The last chapter of this book tells us of the full restoration of a new family to Job and the doubling of all his earthly possessions. While everything seemed dark and hopeless, God was using the hedge and the test of patience, not only for the glory of His holy name and for the provision of a ministry of blessing to others, but also for the refining and enrichment of Job himself. “Oh that I were as in the months of old”, Job groaned, little realising that he was near to a much better “afterward”. His patience under trial produced a sequel in which family and friends combined to heap upon him every comfort and generous gift that he could have wished for (42:11). “Then” — when the refining work was done — Job found himself more honourable and more wealthy than he had ever been before.

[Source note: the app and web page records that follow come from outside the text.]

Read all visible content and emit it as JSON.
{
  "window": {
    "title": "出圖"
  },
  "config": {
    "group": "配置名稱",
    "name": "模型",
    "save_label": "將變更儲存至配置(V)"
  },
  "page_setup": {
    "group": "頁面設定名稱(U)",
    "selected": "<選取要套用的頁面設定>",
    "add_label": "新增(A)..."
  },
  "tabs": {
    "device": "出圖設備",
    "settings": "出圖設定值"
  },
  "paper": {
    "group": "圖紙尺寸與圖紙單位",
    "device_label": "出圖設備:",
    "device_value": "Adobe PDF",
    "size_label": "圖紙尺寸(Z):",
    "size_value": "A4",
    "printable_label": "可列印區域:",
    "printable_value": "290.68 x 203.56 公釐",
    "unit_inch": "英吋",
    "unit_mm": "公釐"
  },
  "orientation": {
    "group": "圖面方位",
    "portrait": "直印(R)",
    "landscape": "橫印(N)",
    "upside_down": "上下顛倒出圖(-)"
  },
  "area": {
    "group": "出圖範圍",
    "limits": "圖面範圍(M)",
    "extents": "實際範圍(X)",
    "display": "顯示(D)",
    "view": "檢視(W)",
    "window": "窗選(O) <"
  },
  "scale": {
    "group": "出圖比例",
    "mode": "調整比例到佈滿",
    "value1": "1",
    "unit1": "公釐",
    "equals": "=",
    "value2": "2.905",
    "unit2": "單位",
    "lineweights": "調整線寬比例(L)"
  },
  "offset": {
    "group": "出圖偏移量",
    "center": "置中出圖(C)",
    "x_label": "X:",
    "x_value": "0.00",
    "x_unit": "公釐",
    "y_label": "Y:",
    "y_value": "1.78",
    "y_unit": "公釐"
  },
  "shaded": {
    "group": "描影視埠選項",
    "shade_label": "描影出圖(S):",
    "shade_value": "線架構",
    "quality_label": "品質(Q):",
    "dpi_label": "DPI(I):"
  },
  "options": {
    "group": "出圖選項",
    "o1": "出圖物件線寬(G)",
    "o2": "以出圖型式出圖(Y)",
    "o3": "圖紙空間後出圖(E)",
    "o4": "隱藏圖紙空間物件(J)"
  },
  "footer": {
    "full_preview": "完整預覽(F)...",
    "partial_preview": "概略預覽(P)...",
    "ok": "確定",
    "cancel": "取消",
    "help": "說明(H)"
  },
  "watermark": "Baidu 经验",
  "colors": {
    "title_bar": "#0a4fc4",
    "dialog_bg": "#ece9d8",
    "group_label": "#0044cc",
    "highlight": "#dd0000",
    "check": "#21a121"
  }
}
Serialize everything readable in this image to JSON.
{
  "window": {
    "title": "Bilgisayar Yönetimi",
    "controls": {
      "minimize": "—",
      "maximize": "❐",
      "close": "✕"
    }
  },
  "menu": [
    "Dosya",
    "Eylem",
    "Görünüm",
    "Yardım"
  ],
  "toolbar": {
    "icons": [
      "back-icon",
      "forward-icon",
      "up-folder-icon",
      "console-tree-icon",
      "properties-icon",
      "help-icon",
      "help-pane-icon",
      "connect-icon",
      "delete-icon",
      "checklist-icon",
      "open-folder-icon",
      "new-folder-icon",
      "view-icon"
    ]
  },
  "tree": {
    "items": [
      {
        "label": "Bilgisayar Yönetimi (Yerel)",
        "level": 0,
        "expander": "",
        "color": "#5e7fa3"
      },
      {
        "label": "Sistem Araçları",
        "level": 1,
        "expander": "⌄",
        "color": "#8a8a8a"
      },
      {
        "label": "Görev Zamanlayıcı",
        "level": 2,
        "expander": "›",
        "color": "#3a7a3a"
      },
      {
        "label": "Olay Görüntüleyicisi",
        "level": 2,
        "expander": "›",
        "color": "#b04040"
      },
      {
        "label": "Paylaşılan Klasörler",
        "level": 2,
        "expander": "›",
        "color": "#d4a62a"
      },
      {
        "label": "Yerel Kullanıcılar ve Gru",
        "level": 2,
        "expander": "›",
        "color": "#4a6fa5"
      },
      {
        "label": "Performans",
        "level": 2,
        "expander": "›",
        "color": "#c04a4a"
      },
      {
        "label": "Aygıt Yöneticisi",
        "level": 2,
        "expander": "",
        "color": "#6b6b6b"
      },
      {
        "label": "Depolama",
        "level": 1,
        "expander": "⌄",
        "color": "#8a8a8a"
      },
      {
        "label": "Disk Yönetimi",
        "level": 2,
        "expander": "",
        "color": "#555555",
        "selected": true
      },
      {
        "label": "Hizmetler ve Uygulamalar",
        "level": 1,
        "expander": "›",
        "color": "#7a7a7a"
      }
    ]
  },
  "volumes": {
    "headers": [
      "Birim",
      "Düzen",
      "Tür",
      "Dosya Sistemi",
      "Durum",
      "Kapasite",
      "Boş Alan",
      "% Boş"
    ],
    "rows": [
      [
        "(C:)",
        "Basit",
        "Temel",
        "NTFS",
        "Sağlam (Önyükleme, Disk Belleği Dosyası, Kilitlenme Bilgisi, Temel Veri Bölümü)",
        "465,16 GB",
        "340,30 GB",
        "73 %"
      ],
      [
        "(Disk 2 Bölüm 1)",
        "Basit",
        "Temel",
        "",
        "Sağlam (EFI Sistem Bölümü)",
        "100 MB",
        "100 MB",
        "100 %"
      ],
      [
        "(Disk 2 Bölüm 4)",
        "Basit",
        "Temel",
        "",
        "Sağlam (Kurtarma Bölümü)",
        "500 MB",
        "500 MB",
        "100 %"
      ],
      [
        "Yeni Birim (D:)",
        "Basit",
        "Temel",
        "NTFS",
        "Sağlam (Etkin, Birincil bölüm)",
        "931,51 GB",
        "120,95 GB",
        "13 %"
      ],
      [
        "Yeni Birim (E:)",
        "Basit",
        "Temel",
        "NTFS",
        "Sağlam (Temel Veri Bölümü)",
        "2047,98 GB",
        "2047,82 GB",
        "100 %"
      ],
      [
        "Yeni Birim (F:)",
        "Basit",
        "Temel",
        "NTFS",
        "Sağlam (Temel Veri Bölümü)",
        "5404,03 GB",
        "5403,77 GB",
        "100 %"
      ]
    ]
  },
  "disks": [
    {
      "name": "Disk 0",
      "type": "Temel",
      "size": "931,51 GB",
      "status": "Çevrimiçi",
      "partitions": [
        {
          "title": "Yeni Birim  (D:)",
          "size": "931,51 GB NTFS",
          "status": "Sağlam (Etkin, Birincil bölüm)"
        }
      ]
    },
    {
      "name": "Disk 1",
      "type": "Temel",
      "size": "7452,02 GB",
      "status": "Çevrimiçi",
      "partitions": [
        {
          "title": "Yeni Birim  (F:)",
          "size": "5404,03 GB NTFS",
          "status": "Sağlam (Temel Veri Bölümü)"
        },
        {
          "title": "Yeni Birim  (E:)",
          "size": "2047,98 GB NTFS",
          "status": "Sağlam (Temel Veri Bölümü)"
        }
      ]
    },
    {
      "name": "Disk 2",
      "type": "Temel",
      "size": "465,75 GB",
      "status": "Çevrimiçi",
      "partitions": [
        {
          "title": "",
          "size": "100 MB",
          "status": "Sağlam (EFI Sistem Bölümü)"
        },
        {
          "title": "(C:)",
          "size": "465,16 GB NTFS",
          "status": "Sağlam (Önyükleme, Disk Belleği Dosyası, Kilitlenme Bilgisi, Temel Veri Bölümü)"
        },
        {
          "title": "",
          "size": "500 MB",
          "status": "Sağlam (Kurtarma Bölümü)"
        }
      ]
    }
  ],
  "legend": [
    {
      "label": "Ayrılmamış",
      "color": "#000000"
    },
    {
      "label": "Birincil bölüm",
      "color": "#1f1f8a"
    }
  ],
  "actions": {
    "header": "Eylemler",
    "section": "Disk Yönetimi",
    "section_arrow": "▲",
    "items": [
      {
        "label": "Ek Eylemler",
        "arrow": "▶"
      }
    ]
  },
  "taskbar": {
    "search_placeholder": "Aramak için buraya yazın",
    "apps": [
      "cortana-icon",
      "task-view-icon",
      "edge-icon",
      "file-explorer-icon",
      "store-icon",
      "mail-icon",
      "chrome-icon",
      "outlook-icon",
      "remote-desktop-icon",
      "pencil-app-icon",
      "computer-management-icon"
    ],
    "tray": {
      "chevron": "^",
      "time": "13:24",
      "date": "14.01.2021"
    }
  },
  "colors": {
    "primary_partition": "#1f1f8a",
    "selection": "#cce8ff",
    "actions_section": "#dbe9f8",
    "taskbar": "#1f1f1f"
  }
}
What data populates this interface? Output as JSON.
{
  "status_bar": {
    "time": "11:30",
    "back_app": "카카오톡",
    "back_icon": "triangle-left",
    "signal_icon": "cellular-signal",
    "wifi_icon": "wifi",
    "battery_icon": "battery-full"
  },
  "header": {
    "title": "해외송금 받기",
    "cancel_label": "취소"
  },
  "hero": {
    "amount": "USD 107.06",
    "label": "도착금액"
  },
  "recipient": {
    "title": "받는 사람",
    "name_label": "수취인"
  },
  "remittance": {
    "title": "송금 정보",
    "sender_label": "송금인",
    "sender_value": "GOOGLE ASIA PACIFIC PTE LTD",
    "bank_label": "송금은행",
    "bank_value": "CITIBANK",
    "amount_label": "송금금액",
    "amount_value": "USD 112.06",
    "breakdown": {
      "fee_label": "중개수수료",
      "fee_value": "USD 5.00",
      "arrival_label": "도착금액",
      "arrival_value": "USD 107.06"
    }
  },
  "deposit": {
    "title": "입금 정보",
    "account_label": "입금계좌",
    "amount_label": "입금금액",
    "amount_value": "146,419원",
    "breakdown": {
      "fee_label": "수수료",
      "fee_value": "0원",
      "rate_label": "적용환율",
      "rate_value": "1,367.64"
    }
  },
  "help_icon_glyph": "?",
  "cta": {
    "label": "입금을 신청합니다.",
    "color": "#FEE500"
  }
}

This is God’s purpose with us all. It is quite true that, as Job said, the end of trial is to come forth as gold. His prosperity was earthly, and even his long happiness had an end, but in our case God is working for eternity. The values which He has in view for us will more than compensate for the pain which we endure for Him now. The New Testament makes this very clear. It is the only explanation, but it is a fully adequate one, for the strange ways which God takes with so many of His servants.
Right to the end of our lives, believers are being prepared for eternity. How many aged saints are pressed into complaint that the hedge remains and they have to live on when it would seem so much kinder if the Lord would remove them to their heavenly home. They know that it would be so much better to be with Him; that if for them to live has been Christ, then to die must mean gain. Yes, but even while Paul was penning those very words he knew in his own case that for the time being he must be prepared to live on. It is true that he remained alive because the Church still had need of his services, but he confided to the Philippians that he had not yet attained and needed to keep pressing on for the prize.
The time did come when he could be sure that he had finished his course. That time will come for each of us, though the Lord alone knows how and when it will be. Until then we must lie still and let Him mould us. Only the heavenly Potter knows when the vessel which He has in hand is as He planned it should be. But the very fact that I have passed from writing about the hedge to a Hand, shows how personal is the care being given to each one of us. Why are we now hedged in by God? So that in the end we may be unto praise and honour and glory at His appearing. “So the Lord blessed the latter end of Job more than his beginning” (42:12). He will not do less for us.